(Data records for software interfaces)
####################

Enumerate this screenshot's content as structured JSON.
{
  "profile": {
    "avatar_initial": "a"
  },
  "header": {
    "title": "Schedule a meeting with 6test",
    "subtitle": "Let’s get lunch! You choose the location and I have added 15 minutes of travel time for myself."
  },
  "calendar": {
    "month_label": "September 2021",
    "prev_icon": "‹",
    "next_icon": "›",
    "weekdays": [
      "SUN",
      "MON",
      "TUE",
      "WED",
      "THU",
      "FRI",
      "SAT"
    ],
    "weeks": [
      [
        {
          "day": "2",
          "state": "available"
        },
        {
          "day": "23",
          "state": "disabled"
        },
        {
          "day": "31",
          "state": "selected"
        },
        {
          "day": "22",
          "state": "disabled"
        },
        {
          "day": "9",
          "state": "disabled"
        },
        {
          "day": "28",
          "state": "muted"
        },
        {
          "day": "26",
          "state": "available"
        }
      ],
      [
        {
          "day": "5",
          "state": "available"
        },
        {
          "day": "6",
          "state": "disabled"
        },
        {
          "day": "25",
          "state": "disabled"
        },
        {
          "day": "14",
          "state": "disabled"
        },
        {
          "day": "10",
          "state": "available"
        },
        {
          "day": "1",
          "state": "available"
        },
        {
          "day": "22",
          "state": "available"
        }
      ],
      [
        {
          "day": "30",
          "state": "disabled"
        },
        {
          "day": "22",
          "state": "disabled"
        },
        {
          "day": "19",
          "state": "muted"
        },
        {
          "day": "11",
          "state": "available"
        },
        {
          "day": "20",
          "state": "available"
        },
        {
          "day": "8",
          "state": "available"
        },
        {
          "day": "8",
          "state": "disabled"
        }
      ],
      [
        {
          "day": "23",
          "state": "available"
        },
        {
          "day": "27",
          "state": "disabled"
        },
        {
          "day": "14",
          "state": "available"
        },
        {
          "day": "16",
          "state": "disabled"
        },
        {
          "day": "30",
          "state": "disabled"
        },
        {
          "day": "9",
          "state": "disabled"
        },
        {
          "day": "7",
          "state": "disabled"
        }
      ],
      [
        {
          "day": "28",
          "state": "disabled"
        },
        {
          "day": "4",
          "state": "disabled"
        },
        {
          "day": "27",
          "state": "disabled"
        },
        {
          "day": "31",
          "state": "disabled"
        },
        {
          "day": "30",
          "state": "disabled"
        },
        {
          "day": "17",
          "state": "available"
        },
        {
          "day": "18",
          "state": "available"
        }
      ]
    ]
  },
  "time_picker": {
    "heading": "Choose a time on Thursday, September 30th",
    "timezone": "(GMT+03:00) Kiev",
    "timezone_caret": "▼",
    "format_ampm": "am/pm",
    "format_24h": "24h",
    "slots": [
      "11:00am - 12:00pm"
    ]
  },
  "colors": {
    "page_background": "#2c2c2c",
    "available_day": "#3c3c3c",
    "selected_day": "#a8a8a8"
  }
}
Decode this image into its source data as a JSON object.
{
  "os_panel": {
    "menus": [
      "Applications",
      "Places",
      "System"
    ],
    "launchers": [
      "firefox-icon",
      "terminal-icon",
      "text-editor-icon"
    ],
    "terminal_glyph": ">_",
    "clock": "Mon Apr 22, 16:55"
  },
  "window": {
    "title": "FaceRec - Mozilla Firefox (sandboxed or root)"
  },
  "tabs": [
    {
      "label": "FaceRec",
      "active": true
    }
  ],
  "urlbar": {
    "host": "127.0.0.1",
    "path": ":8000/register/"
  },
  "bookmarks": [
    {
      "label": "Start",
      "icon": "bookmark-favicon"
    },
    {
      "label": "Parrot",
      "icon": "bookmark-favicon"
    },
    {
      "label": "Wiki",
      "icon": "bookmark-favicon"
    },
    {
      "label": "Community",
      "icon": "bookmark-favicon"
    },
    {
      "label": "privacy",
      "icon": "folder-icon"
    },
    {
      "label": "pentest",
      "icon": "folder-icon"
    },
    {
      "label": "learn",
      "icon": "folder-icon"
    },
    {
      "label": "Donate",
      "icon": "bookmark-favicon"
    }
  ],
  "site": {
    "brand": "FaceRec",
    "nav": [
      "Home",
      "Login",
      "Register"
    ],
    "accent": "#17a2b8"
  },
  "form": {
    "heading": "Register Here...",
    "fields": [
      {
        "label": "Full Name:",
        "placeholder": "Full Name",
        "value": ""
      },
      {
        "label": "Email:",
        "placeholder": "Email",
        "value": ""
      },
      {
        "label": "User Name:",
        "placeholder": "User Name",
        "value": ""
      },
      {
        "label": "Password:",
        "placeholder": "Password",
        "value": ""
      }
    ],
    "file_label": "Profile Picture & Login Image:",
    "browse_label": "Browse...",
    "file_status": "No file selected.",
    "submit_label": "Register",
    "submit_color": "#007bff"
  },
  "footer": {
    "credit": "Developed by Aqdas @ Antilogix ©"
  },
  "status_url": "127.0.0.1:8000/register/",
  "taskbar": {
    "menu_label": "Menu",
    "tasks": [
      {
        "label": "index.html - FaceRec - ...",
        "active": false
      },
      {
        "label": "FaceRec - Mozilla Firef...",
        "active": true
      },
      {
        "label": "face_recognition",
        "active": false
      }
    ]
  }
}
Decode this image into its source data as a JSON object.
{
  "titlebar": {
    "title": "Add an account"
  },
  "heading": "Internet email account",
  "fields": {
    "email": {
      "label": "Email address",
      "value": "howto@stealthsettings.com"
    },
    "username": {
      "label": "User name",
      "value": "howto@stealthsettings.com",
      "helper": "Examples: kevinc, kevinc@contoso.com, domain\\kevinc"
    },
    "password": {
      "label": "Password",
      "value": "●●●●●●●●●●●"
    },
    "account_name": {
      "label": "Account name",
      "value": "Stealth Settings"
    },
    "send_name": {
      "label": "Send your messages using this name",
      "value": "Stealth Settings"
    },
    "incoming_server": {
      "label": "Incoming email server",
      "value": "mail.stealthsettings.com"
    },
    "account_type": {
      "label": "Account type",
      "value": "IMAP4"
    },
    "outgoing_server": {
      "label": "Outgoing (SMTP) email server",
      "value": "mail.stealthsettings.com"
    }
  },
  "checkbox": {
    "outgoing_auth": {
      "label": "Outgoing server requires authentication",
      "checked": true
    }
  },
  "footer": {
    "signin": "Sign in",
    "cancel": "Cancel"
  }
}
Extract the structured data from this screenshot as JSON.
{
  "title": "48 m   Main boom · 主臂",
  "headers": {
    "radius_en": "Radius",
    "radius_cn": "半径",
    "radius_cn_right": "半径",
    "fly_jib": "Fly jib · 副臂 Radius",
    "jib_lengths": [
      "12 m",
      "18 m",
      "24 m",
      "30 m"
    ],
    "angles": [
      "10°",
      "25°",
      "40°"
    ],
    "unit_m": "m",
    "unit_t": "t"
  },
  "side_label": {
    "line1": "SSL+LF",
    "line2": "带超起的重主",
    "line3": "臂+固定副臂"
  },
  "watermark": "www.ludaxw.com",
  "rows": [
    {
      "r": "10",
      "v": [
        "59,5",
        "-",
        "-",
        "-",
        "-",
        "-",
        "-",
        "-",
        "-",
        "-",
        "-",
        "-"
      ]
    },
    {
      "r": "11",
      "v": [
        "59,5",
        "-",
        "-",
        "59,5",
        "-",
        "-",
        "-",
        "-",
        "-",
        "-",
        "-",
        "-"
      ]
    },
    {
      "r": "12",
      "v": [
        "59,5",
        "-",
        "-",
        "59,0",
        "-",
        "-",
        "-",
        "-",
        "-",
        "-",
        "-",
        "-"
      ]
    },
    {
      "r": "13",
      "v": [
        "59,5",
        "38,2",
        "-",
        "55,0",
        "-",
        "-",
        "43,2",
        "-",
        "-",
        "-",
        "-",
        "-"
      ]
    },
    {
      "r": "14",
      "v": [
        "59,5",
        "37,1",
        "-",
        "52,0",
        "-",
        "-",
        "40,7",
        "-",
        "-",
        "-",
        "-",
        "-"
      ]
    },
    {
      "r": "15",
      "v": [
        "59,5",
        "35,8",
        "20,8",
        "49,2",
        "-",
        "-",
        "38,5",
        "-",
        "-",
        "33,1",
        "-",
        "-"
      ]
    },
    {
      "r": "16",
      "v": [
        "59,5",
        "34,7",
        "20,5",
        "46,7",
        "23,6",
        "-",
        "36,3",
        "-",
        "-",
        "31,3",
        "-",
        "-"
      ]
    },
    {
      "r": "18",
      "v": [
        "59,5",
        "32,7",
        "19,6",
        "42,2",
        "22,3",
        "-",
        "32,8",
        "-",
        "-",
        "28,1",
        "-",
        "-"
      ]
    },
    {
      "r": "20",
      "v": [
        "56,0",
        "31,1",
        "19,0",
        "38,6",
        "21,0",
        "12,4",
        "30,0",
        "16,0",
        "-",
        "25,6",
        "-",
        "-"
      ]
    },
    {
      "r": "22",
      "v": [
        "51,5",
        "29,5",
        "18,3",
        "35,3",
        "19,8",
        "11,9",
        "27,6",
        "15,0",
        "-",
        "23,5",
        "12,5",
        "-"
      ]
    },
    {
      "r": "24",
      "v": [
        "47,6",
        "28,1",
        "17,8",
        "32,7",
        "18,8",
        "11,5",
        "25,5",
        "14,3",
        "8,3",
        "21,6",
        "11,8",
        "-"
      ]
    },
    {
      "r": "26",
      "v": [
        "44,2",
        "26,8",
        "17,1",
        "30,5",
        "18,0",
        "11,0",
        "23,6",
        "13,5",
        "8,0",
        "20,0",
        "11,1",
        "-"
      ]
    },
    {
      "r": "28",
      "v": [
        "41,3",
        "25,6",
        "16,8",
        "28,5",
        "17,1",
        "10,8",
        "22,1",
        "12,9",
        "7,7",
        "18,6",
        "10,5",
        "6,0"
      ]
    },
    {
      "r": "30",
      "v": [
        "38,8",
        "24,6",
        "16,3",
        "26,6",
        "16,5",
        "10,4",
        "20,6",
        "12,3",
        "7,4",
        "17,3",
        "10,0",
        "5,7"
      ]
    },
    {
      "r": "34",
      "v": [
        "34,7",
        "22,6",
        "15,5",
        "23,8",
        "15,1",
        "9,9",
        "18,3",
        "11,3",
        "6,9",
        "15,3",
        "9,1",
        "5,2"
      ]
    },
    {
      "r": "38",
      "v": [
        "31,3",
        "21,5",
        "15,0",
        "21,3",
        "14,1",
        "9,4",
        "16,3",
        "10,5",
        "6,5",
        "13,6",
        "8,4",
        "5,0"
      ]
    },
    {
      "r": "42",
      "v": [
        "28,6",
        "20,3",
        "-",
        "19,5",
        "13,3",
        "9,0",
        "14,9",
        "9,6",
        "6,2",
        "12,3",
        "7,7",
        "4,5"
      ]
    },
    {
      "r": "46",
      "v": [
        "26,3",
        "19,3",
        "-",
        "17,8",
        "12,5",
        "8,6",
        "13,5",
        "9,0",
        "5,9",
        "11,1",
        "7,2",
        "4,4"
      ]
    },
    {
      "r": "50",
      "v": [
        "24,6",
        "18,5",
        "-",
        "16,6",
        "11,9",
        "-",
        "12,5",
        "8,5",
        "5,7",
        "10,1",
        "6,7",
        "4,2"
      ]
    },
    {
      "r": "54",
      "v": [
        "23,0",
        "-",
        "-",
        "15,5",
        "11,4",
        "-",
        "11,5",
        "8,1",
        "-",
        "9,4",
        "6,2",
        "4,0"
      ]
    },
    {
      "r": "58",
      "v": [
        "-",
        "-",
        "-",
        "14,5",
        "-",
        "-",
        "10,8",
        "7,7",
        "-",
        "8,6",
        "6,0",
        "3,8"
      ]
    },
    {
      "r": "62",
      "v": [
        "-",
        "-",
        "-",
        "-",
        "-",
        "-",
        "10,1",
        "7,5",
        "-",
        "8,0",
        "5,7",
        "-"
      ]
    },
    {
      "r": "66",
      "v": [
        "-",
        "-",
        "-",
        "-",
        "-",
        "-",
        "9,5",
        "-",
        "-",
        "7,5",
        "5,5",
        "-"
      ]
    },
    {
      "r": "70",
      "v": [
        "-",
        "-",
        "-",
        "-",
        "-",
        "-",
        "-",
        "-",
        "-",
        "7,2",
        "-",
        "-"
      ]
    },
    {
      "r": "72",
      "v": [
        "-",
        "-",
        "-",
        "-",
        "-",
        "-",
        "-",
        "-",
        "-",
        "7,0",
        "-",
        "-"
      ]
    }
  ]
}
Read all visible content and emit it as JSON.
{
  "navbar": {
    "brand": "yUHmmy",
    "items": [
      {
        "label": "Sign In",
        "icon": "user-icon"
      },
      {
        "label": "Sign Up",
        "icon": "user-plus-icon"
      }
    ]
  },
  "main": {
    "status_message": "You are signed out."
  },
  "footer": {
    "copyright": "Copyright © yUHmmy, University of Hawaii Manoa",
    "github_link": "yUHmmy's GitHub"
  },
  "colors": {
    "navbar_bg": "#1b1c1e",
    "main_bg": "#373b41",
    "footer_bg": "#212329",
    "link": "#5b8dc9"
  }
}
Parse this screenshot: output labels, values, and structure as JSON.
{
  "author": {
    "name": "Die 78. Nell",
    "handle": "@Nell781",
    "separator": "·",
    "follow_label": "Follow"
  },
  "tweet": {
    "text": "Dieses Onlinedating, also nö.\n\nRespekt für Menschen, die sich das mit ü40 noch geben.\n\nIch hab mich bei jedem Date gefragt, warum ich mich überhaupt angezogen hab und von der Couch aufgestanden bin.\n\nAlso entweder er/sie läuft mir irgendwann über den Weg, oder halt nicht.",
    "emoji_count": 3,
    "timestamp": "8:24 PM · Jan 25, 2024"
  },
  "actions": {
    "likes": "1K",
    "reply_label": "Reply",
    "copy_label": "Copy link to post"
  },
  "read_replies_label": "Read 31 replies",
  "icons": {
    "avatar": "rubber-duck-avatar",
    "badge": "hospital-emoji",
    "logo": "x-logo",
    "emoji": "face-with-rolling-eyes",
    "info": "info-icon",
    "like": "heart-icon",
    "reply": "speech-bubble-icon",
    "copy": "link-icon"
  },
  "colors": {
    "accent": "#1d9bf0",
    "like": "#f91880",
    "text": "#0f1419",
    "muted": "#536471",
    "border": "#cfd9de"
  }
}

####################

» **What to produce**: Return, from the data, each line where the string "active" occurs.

» **Exercise result**:
      "active": true
        "active": false
        "active": true
        "active": false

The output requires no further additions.